Have you ever been to a presentation and tried to stop yourself falling asleep? Have you counted down the minutes until lunchtime/bathroom breaks/going home? I’m sure I’m not alone in saying that I certainly have! Training often conjures up images of dull meeting rooms with boring Powerpoints and unenthusiastic presenters, who speak at you rather than interacting with their audience with energy and vitality.
And more than often this is the case. It certainly takes an extraordinary individual to have you walking away from a training session feeling inspired, excited and ready to make life changes.
I’ll never forget one talk I went to from a major bank’s chief economist. As I helped myself to the canapés and poured myself a large glass of wine I prepared myself for an uneventful afternoon.
However, as soon as the speaker got on his platform I couldn’t take my eyes off him! He sprung to life, bounding around, using simple, day-to-day examples to explain major economic theories.
His voice was gruff and loud, he was extraordinarily unconventional. However, I walked away with more knowledge of economic principles than I learnt whilst studying 20th century economic history for three years when I was an undergraduate in London!
Why is it some people just have that special something, that charisma?
Creating this all important vibe is extremely important when it comes to conveying the power of social media. This is mainly because using social media networks for marketing only works if the person managing these networks REALLY gets the idea and is EXCITED about it! This is because social media is exactly what it says on the tin, ie “social.” There is no point in understanding how it functions without understanding the ultimate purpose. So, back to the original question – how do great speakers and trainers inspire their audiences?

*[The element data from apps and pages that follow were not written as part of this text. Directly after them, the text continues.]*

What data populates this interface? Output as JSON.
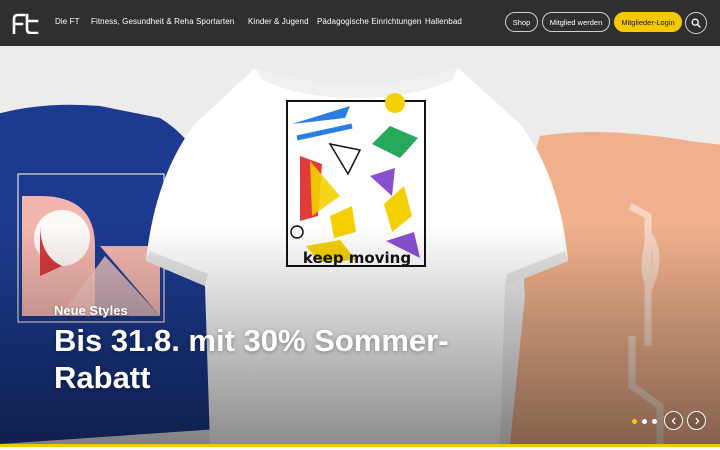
{
  "header": {
    "logo_icon": "ft-logo-icon",
    "nav": [
      {
        "label": "Die FT"
      },
      {
        "label": "Fitness, Gesundheit & Reha"
      },
      {
        "label": "Sportarten"
      },
      {
        "label": "Kinder & Jugend"
      },
      {
        "label": "Pädagogische Einrichtungen"
      },
      {
        "label": "Hallenbad"
      }
    ],
    "actions": {
      "shop": "Shop",
      "join": "Mitglied werden",
      "login": "Mitglieder-Login",
      "search_icon": "search-icon"
    }
  },
  "hero": {
    "eyebrow": "Neue Styles",
    "headline": "Bis 31.8. mit 30% Sommer-Rabatt",
    "shirt_print_text": "keep moving",
    "slider": {
      "active_index": 0,
      "total": 3,
      "prev_icon": "chevron-left-icon",
      "next_icon": "chevron-right-icon"
    }
  },
  "colors": {
    "header_bg": "#2f2f2f",
    "accent_yellow": "#f5c800",
    "shirt_blue": "#1c3a8f",
    "shirt_peach": "#f0b08c",
    "shirt_white": "#ffffff"
  }
}
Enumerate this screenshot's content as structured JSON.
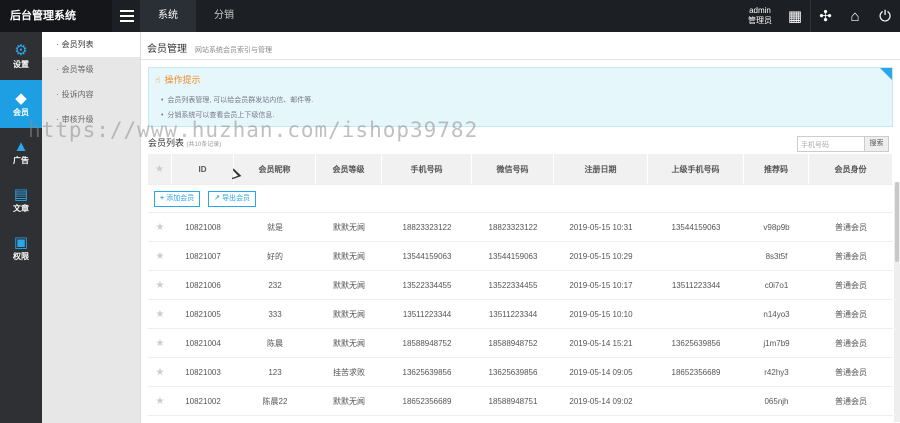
{
  "app": {
    "title": "后台管理系统"
  },
  "topnav": {
    "tabs": [
      "系统",
      "分销"
    ]
  },
  "user": {
    "name": "admin",
    "role": "管理员"
  },
  "iconbar": [
    {
      "label": "设置",
      "icon": "gear-icon",
      "glyph": "⚙"
    },
    {
      "label": "会员",
      "icon": "diamond-icon",
      "glyph": "◆"
    },
    {
      "label": "广告",
      "icon": "megaphone-icon",
      "glyph": "▲"
    },
    {
      "label": "文章",
      "icon": "document-icon",
      "glyph": "▤"
    },
    {
      "label": "权限",
      "icon": "lock-icon",
      "glyph": "▣"
    }
  ],
  "submenu": [
    "会员列表",
    "会员等级",
    "投诉内容",
    "审核升级"
  ],
  "page": {
    "title": "会员管理",
    "subtitle": "网站系统会员索引与管理"
  },
  "tips": {
    "title": "操作提示",
    "lines": [
      "会员列表管理, 可以给会员群发站内信、邮件等.",
      "分销系统可以查看会员上下级信息."
    ]
  },
  "list": {
    "title": "会员列表",
    "subtitle": "(共10条记录)"
  },
  "search": {
    "placeholder": "手机号码",
    "button": "搜索"
  },
  "table": {
    "headers": [
      "ID",
      "会员昵称",
      "会员等级",
      "手机号码",
      "微信号码",
      "注册日期",
      "上级手机号码",
      "推荐码",
      "会员身份"
    ],
    "rows": [
      [
        "10821008",
        "就是",
        "默默无闻",
        "18823323122",
        "18823323122",
        "2019-05-15 10:31",
        "13544159063",
        "v98p9b",
        "普通会员"
      ],
      [
        "10821007",
        "好的",
        "默默无闻",
        "13544159063",
        "13544159063",
        "2019-05-15 10:29",
        "",
        "8s3t5f",
        "普通会员"
      ],
      [
        "10821006",
        "232",
        "默默无闻",
        "13522334455",
        "13522334455",
        "2019-05-15 10:17",
        "13511223344",
        "c0i7o1",
        "普通会员"
      ],
      [
        "10821005",
        "333",
        "默默无闻",
        "13511223344",
        "13511223344",
        "2019-05-15 10:10",
        "",
        "n14yo3",
        "普通会员"
      ],
      [
        "10821004",
        "陈晨",
        "默默无闻",
        "18588948752",
        "18588948752",
        "2019-05-14 15:21",
        "13625639856",
        "j1m7b9",
        "普通会员"
      ],
      [
        "10821003",
        "123",
        "挂苦求败",
        "13625639856",
        "13625639856",
        "2019-05-14 09:05",
        "18652356689",
        "r42hy3",
        "普通会员"
      ],
      [
        "10821002",
        "陈晨22",
        "默默无闻",
        "18652356689",
        "18588948751",
        "2019-05-14 09:02",
        "",
        "065njh",
        "普通会员"
      ]
    ]
  },
  "actions": {
    "add": "添加会员",
    "export": "导出会员"
  },
  "watermark": "https://www.huzhan.com/ishop39782"
}
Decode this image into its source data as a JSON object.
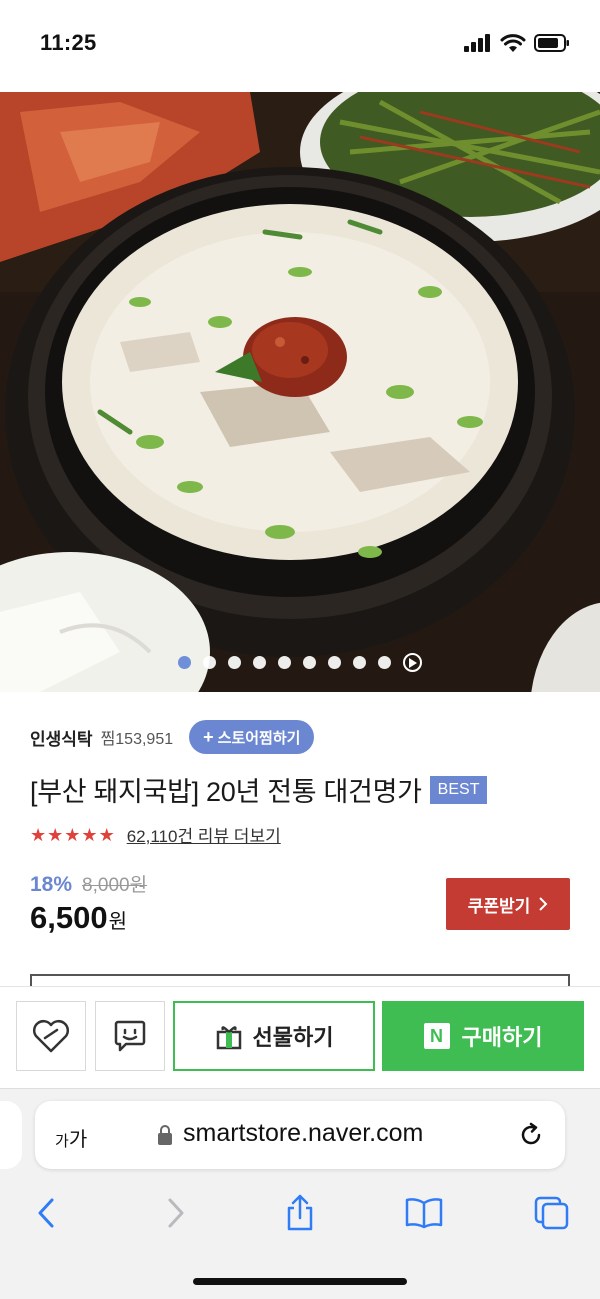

Here are a few indicators:
THEIR VOICE CHANGES PITCH
When delivering a presentation it’s key that speakers don’t just speak monotonously at their audience. Change of pace, tone and pitch is vital. Boring speakers remind everyone of their drabbest teacher at school who was usually very out of control of his/her pupils. This is because they couldn’t command attention or respect. And many adults don’t necessarily have that much longer an attention span than teenagers – let’s face it!
THEY MOVE AROUND
Moving around the speaking area (obviously not too manically) is also important, as it conveys excitement and flow. It subconsciously indicates to the audience that the speaker is enthusiastic about what he/she is talking about and also that there is more interesting content to come. Standing in the same spot indicates a lack of momentum which gets the audience yawning.
THEY MAKE THEIR POINTS SHORT AND SWEET
Inspiring speakers don’t go over the same point again and again. They bring new things all the time to the audience. They add new ideas , use new graphics and imaginative ways to explain these points. If the audience has questions, that’s great as they often encourage participation from the audience which brings us on to our next point…
…THEY ARE INTERACTIVE
Great trainers are keen to speak to their audience, to get feedback. They want to know how the audience feels, what their concerns are. They will ask their audience to explain their problems, their experiences in whatever field they are focusing on. They will want to encourage their audience to ask questions, to get their money’s worth and walk away feeling satisfied.
THEY COME PREPARED
One clever way of getting the audience feeling as if they are part of the presentation rather than being lectured to by an uninspiring schoolmaster, is to research some of their businesses and find examples in this area. For example, a social media presentation we did recently had strong feedback partly because we found several examples of the audience’s competitors using social media networks and showed how they were doing it. Admittedly it was a small group, but it helped them see how social media could benefit their businesses.
THAT JE NE SAIS QUOI…
Ever heard someone say about someone: “He/she just had something…that…I can’t put my finger on it…a certain ‘Je ne sais quoi.’” Or perhaps you yourself have met one of these individuals. A warmth, charisma, leadership ability which makes someone stand out in the crowd is not necessarily easy to cultivate overnight, but motivators and trainers who are worth keeping will have it in droves!